Task input:
▽
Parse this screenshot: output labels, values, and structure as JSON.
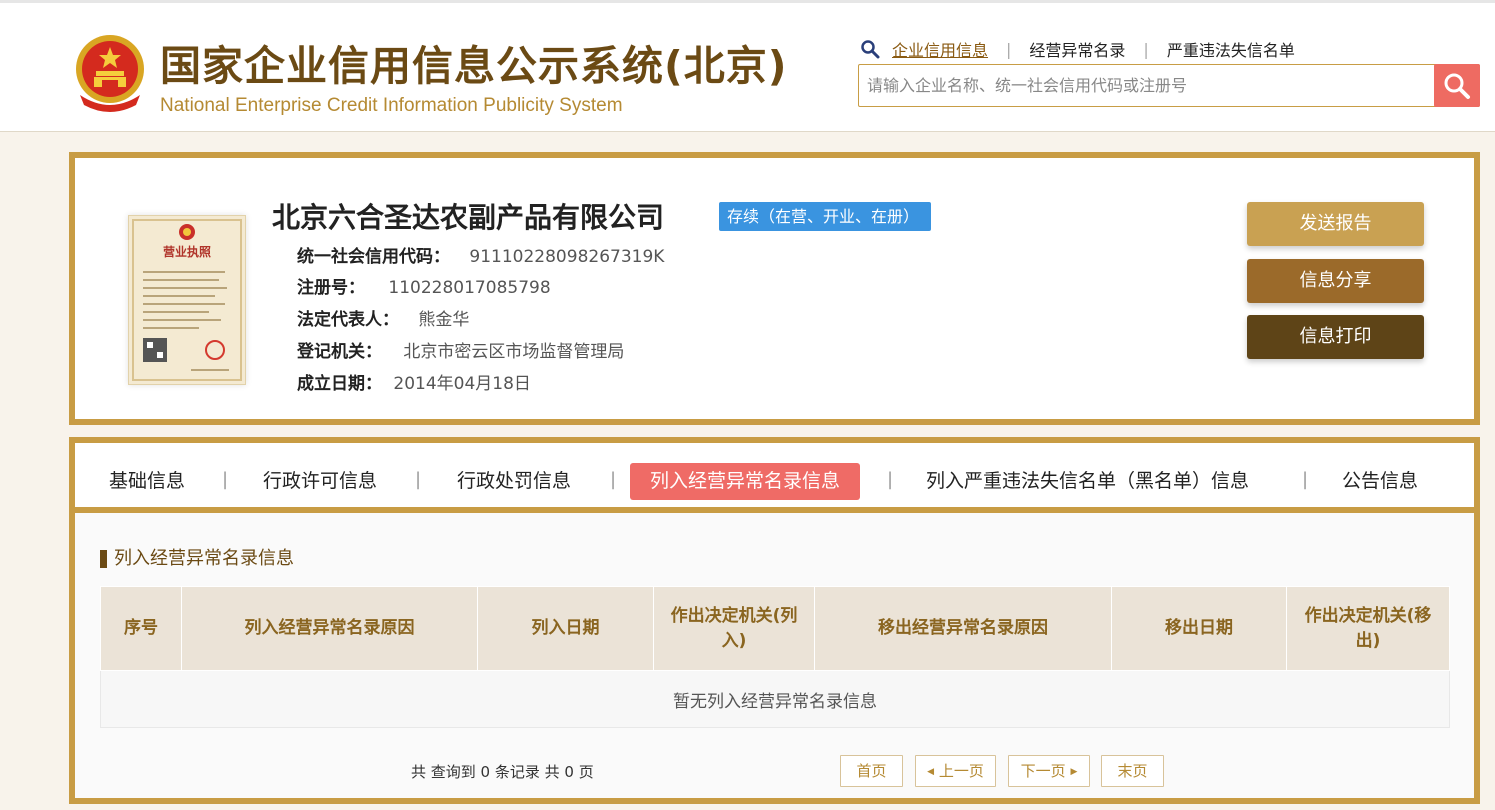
{
  "header": {
    "title_cn": "国家企业信用信息公示系统(北京)",
    "title_en": "National Enterprise Credit Information Publicity System",
    "links": [
      {
        "label": "企业信用信息",
        "active": true
      },
      {
        "label": "经营异常名录",
        "active": false
      },
      {
        "label": "严重违法失信名单",
        "active": false
      }
    ],
    "search": {
      "placeholder": "请输入企业名称、统一社会信用代码或注册号",
      "value": ""
    }
  },
  "company": {
    "name": "北京六合圣达农副产品有限公司",
    "status": "存续（在营、开业、在册）",
    "license_text": "营业执照",
    "fields": [
      {
        "label": "统一社会信用代码：",
        "value": "91110228098267319K"
      },
      {
        "label": "注册号：",
        "value": "110228017085798"
      },
      {
        "label": "法定代表人：",
        "value": "熊金华"
      },
      {
        "label": "登记机关：",
        "value": "北京市密云区市场监督管理局"
      },
      {
        "label": "成立日期：",
        "value": "2014年04月18日"
      }
    ],
    "actions": [
      {
        "label": "发送报告",
        "color": "#c9a152"
      },
      {
        "label": "信息分享",
        "color": "#9b6a2a"
      },
      {
        "label": "信息打印",
        "color": "#5e4417"
      }
    ]
  },
  "tabs": [
    {
      "label": "基础信息",
      "active": false
    },
    {
      "label": "行政许可信息",
      "active": false
    },
    {
      "label": "行政处罚信息",
      "active": false
    },
    {
      "label": "列入经营异常名录信息",
      "active": true
    },
    {
      "label": "列入严重违法失信名单（黑名单）信息",
      "active": false
    },
    {
      "label": "公告信息",
      "active": false
    }
  ],
  "section": {
    "title": "列入经营异常名录信息",
    "columns": [
      "序号",
      "列入经营异常名录原因",
      "列入日期",
      "作出决定机关(列入)",
      "移出经营异常名录原因",
      "移出日期",
      "作出决定机关(移出)"
    ],
    "empty_text": "暂无列入经营异常名录信息"
  },
  "pager": {
    "summary": "共 查询到 0 条记录 共 0 页",
    "first": "首页",
    "prev": "上一页",
    "next": "下一页",
    "last": "末页"
  },
  "colors": {
    "gold_border": "#c89c44",
    "brand_brown": "#6b4a14",
    "status_blue": "#3a94e0",
    "active_tab": "#ef6b66",
    "search_button": "#ee6b62"
  }
}
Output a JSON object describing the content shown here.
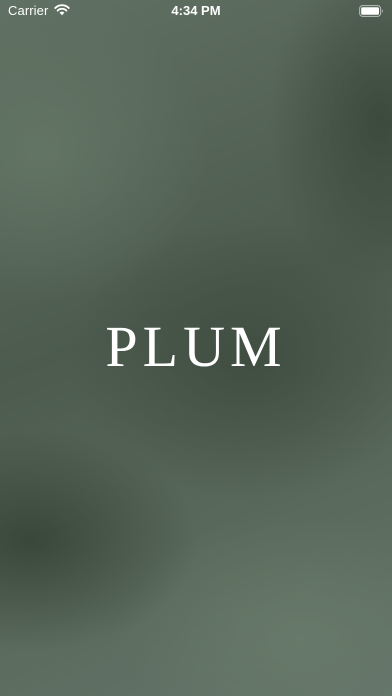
{
  "status_bar": {
    "carrier": "Carrier",
    "time": "4:34 PM",
    "wifi_icon": "wifi-icon",
    "battery_icon": "battery-full-icon"
  },
  "splash": {
    "logo_text": "PLUM",
    "background_colors": [
      "#607062",
      "#4c5b4e",
      "#3e4c40",
      "#687a6a"
    ],
    "logo_color": "#ffffff"
  }
}
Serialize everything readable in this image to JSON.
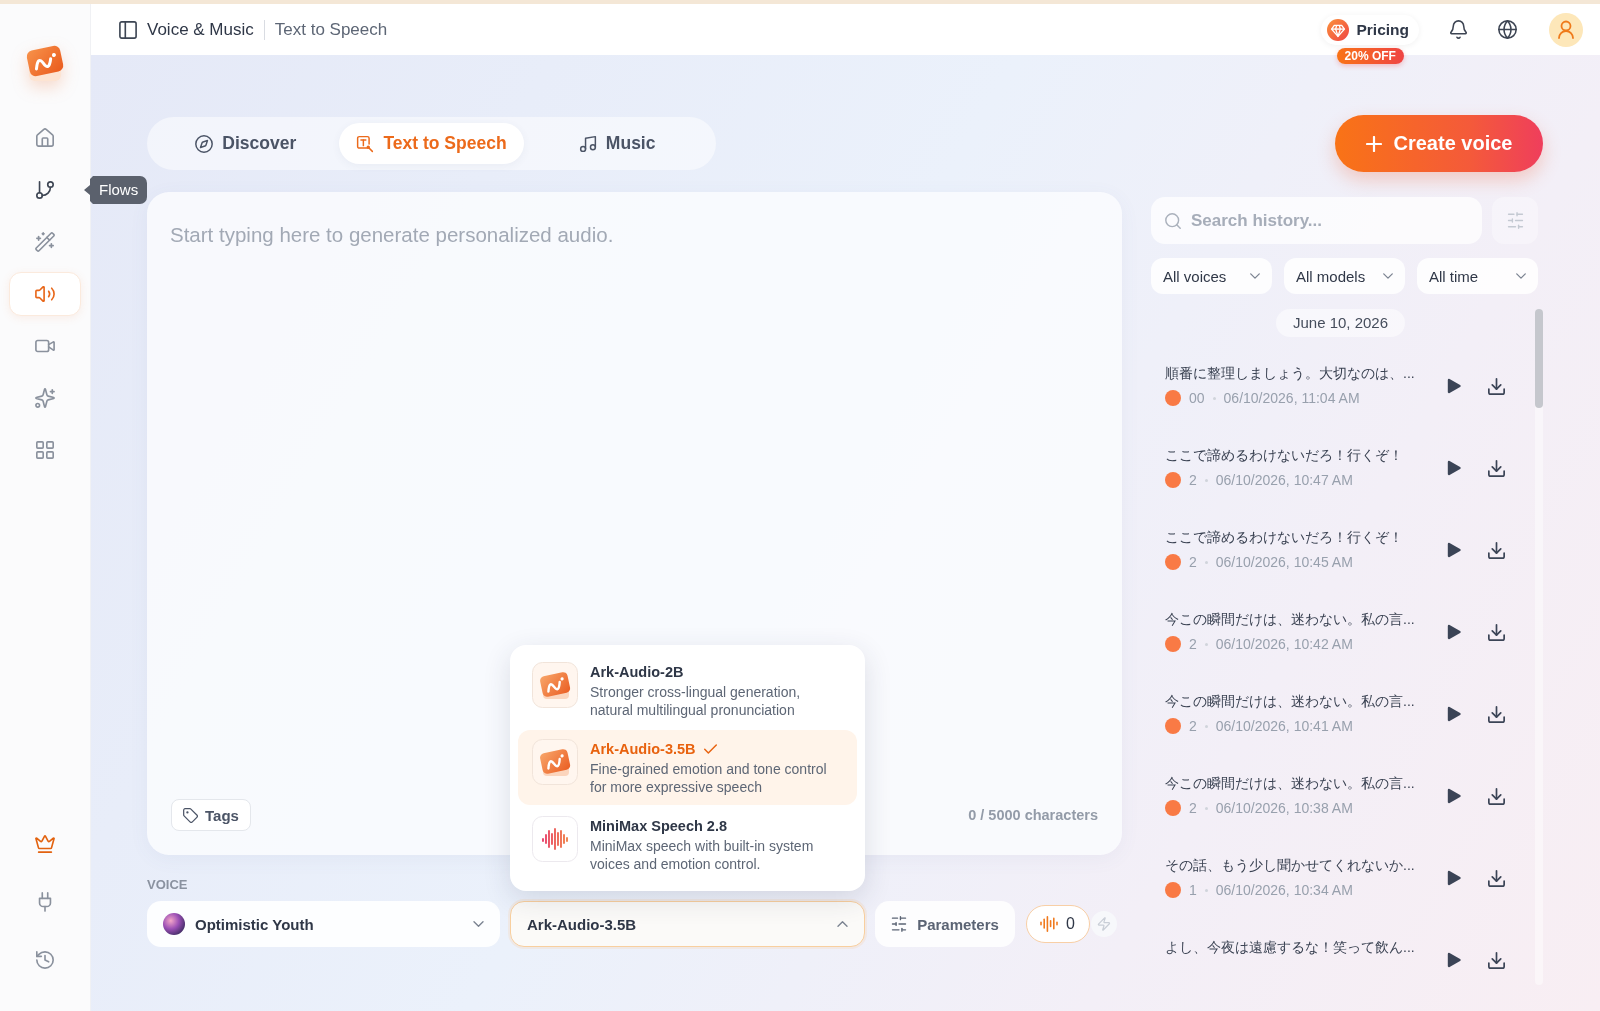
{
  "top_bar": {
    "breadcrumb": [
      "Voice & Music",
      "Text to Speech"
    ],
    "pricing": {
      "label": "Pricing",
      "badge": "20% OFF"
    }
  },
  "sidebar": {
    "items": [
      {
        "kind": "home",
        "selected": false
      },
      {
        "kind": "flows",
        "selected": false,
        "tooltip": "Flows"
      },
      {
        "kind": "magic",
        "selected": false
      },
      {
        "kind": "speech",
        "selected": true
      },
      {
        "kind": "video",
        "selected": false
      },
      {
        "kind": "sparkle",
        "selected": false
      },
      {
        "kind": "apps",
        "selected": false
      }
    ],
    "bottom_items": [
      {
        "kind": "upgrade"
      },
      {
        "kind": "plugin"
      },
      {
        "kind": "history"
      }
    ]
  },
  "tabs": [
    {
      "label": "Discover",
      "kind": "discover",
      "selected": false
    },
    {
      "label": "Text to Speech",
      "kind": "tts",
      "selected": true
    },
    {
      "label": "Music",
      "kind": "music",
      "selected": false
    }
  ],
  "create_button": "Create voice",
  "editor": {
    "placeholder": "Start typing here to generate personalized audio.",
    "tags_button": "Tags",
    "char_count": "0 / 5000 characters"
  },
  "voice": {
    "label": "VOICE",
    "value": "Optimistic Youth"
  },
  "model": {
    "value": "Ark-Audio-3.5B",
    "expanded": true,
    "options": [
      {
        "name": "Ark-Audio-2B",
        "description": "Stronger cross-lingual generation, natural multilingual pronunciation",
        "kind": "ark",
        "selected": false
      },
      {
        "name": "Ark-Audio-3.5B",
        "description": "Fine-grained emotion and tone control for more expressive speech",
        "kind": "ark",
        "selected": true
      },
      {
        "name": "MiniMax Speech 2.8",
        "description": "MiniMax speech with built-in system voices and emotion control.",
        "kind": "minimax",
        "selected": false
      }
    ]
  },
  "parameters_button": "Parameters",
  "credits": "0",
  "history": {
    "search_placeholder": "Search history...",
    "filters": [
      "All voices",
      "All models",
      "All time"
    ],
    "date": "June 10, 2026",
    "items": [
      {
        "text": "順番に整理しましょう。大切なのは、...",
        "voice": "00",
        "time": "06/10/2026, 11:04 AM"
      },
      {
        "text": "ここで諦めるわけないだろ！行くぞ！",
        "voice": "2",
        "time": "06/10/2026, 10:47 AM"
      },
      {
        "text": "ここで諦めるわけないだろ！行くぞ！",
        "voice": "2",
        "time": "06/10/2026, 10:45 AM"
      },
      {
        "text": "今この瞬間だけは、迷わない。私の言...",
        "voice": "2",
        "time": "06/10/2026, 10:42 AM"
      },
      {
        "text": "今この瞬間だけは、迷わない。私の言...",
        "voice": "2",
        "time": "06/10/2026, 10:41 AM"
      },
      {
        "text": "今この瞬間だけは、迷わない。私の言...",
        "voice": "2",
        "time": "06/10/2026, 10:38 AM"
      },
      {
        "text": "その話、もう少し聞かせてくれないか...",
        "voice": "1",
        "time": "06/10/2026, 10:34 AM"
      },
      {
        "text": "よし、今夜は遠慮するな！笑って飲ん..."
      }
    ]
  }
}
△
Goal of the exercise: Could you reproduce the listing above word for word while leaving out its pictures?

Written solution:
Parse this screenshot: output labels, values, and structure as JSON.
{
  "header": {
    "title_cn": "国家企业信用信息公示系统(北京)",
    "title_en": "National Enterprise Credit Information Publicity System",
    "links": [
      {
        "label": "企业信用信息",
        "active": true
      },
      {
        "label": "经营异常名录",
        "active": false
      },
      {
        "label": "严重违法失信名单",
        "active": false
      }
    ],
    "search": {
      "placeholder": "请输入企业名称、统一社会信用代码或注册号",
      "value": ""
    }
  },
  "company": {
    "name": "北京六合圣达农副产品有限公司",
    "status": "存续（在营、开业、在册）",
    "license_text": "营业执照",
    "fields": [
      {
        "label": "统一社会信用代码：",
        "value": "91110228098267319K"
      },
      {
        "label": "注册号：",
        "value": "110228017085798"
      },
      {
        "label": "法定代表人：",
        "value": "熊金华"
      },
      {
        "label": "登记机关：",
        "value": "北京市密云区市场监督管理局"
      },
      {
        "label": "成立日期：",
        "value": "2014年04月18日"
      }
    ],
    "actions": [
      {
        "label": "发送报告",
        "color": "#c9a152"
      },
      {
        "label": "信息分享",
        "color": "#9b6a2a"
      },
      {
        "label": "信息打印",
        "color": "#5e4417"
      }
    ]
  },
  "tabs": [
    {
      "label": "基础信息",
      "active": false
    },
    {
      "label": "行政许可信息",
      "active": false
    },
    {
      "label": "行政处罚信息",
      "active": false
    },
    {
      "label": "列入经营异常名录信息",
      "active": true
    },
    {
      "label": "列入严重违法失信名单（黑名单）信息",
      "active": false
    },
    {
      "label": "公告信息",
      "active": false
    }
  ],
  "section": {
    "title": "列入经营异常名录信息",
    "columns": [
      "序号",
      "列入经营异常名录原因",
      "列入日期",
      "作出决定机关(列入)",
      "移出经营异常名录原因",
      "移出日期",
      "作出决定机关(移出)"
    ],
    "empty_text": "暂无列入经营异常名录信息"
  },
  "pager": {
    "summary": "共 查询到 0 条记录 共 0 页",
    "first": "首页",
    "prev": "上一页",
    "next": "下一页",
    "last": "末页"
  },
  "colors": {
    "gold_border": "#c89c44",
    "brand_brown": "#6b4a14",
    "status_blue": "#3a94e0",
    "active_tab": "#ef6b66",
    "search_button": "#ee6b62"
  }
}
Output a JSON object describing the content shown here.
{
  "status_bar": {
    "carrier": "Carrier",
    "time": "4:34 PM",
    "wifi_icon": "wifi-icon",
    "battery_icon": "battery-full-icon"
  },
  "splash": {
    "logo_text": "PLUM",
    "background_colors": [
      "#607062",
      "#4c5b4e",
      "#3e4c40",
      "#687a6a"
    ],
    "logo_color": "#ffffff"
  }
}
Serialize everything readable in this image to JSON.
{
  "top_bar": {
    "breadcrumb": [
      "Voice & Music",
      "Text to Speech"
    ],
    "pricing": {
      "label": "Pricing",
      "badge": "20% OFF"
    }
  },
  "sidebar": {
    "items": [
      {
        "kind": "home",
        "selected": false
      },
      {
        "kind": "flows",
        "selected": false,
        "tooltip": "Flows"
      },
      {
        "kind": "magic",
        "selected": false
      },
      {
        "kind": "speech",
        "selected": true
      },
      {
        "kind": "video",
        "selected": false
      },
      {
        "kind": "sparkle",
        "selected": false
      },
      {
        "kind": "apps",
        "selected": false
      }
    ],
    "bottom_items": [
      {
        "kind": "upgrade"
      },
      {
        "kind": "plugin"
      },
      {
        "kind": "history"
      }
    ]
  },
  "tabs": [
    {
      "label": "Discover",
      "kind": "discover",
      "selected": false
    },
    {
      "label": "Text to Speech",
      "kind": "tts",
      "selected": true
    },
    {
      "label": "Music",
      "kind": "music",
      "selected": false
    }
  ],
  "create_button": "Create voice",
  "editor": {
    "placeholder": "Start typing here to generate personalized audio.",
    "tags_button": "Tags",
    "char_count": "0 / 5000 characters"
  },
  "voice": {
    "label": "VOICE",
    "value": "Optimistic Youth"
  },
  "model": {
    "value": "Ark-Audio-3.5B",
    "expanded": true,
    "options": [
      {
        "name": "Ark-Audio-2B",
        "description": "Stronger cross-lingual generation, natural multilingual pronunciation",
        "kind": "ark",
        "selected": false
      },
      {
        "name": "Ark-Audio-3.5B",
        "description": "Fine-grained emotion and tone control for more expressive speech",
        "kind": "ark",
        "selected": true
      },
      {
        "name": "MiniMax Speech 2.8",
        "description": "MiniMax speech with built-in system voices and emotion control.",
        "kind": "minimax",
        "selected": false
      }
    ]
  },
  "parameters_button": "Parameters",
  "credits": "0",
  "history": {
    "search_placeholder": "Search history...",
    "filters": [
      "All voices",
      "All models",
      "All time"
    ],
    "date": "June 10, 2026",
    "items": [
      {
        "text": "順番に整理しましょう。大切なのは、...",
        "voice": "00",
        "time": "06/10/2026, 11:04 AM"
      },
      {
        "text": "ここで諦めるわけないだろ！行くぞ！",
        "voice": "2",
        "time": "06/10/2026, 10:47 AM"
      },
      {
        "text": "ここで諦めるわけないだろ！行くぞ！",
        "voice": "2",
        "time": "06/10/2026, 10:45 AM"
      },
      {
        "text": "今この瞬間だけは、迷わない。私の言...",
        "voice": "2",
        "time": "06/10/2026, 10:42 AM"
      },
      {
        "text": "今この瞬間だけは、迷わない。私の言...",
        "voice": "2",
        "time": "06/10/2026, 10:41 AM"
      },
      {
        "text": "今この瞬間だけは、迷わない。私の言...",
        "voice": "2",
        "time": "06/10/2026, 10:38 AM"
      },
      {
        "text": "その話、もう少し聞かせてくれないか...",
        "voice": "1",
        "time": "06/10/2026, 10:34 AM"
      },
      {
        "text": "よし、今夜は遠慮するな！笑って飲ん..."
      }
    ]
  }
}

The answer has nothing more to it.